**What needs to be done**
Only the lines containing "Grid" should appear in the answer, copied from the listing below.

*** Extracted records ***

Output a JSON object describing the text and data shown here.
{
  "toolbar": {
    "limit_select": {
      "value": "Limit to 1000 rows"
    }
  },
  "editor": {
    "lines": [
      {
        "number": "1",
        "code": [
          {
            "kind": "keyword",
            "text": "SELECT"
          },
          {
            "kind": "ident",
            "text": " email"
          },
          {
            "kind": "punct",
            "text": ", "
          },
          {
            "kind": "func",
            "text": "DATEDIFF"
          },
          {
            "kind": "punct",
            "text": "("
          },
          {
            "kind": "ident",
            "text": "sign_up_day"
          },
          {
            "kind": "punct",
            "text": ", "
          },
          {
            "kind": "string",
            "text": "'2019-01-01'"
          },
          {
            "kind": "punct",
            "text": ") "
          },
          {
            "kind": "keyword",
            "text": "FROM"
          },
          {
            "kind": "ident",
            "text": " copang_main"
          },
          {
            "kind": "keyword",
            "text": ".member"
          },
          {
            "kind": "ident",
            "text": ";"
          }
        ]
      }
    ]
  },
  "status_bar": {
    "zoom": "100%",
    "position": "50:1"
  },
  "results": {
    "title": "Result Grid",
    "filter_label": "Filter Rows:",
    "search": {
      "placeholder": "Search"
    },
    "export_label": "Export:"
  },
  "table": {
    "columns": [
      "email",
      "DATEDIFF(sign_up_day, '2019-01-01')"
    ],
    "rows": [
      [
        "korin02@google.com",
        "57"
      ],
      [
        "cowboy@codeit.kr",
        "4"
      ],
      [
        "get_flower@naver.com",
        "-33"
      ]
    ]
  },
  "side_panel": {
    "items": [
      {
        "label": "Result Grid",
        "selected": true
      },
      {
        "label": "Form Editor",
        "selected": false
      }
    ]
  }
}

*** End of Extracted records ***

**Answer for this exercise**
    "title": "Result Grid",
        "label": "Result Grid",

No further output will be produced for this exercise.